Data records for software interfaces:
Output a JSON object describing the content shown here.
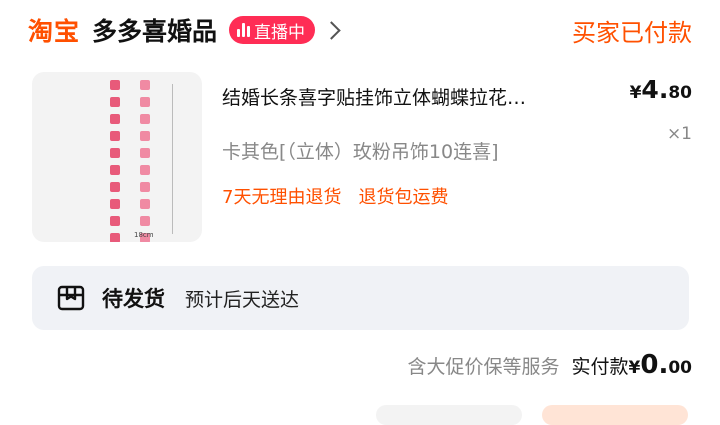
{
  "header": {
    "brand": "淘宝",
    "shop_name": "多多喜婚品",
    "live_badge": "直播中",
    "order_status": "买家已付款"
  },
  "product": {
    "image_icon": "product-thumbnail",
    "image_caption": "18cm",
    "title": "结婚长条喜字贴挂饰立体蝴蝶拉花…",
    "price_symbol": "¥",
    "price_int": "4.",
    "price_dec": "80",
    "quantity": "×1",
    "variant": "卡其色[（立体）玫粉吊饰10连喜]",
    "tags": [
      "7天无理由退货",
      "退货包运费"
    ]
  },
  "shipping": {
    "icon": "package-box-icon",
    "status": "待发货",
    "eta": "预计后天送达"
  },
  "payment": {
    "guarantee": "含大促价保等服务",
    "paid_label": "实付款",
    "paid_symbol": "¥",
    "paid_int": "0.",
    "paid_dec": "00"
  },
  "colors": {
    "accent": "#ff5000",
    "live_badge": "#ff2d55",
    "muted_text": "#888888",
    "shipping_bg": "#f0f2f6"
  }
}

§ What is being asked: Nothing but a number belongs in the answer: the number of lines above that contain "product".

§ Problem solution: 2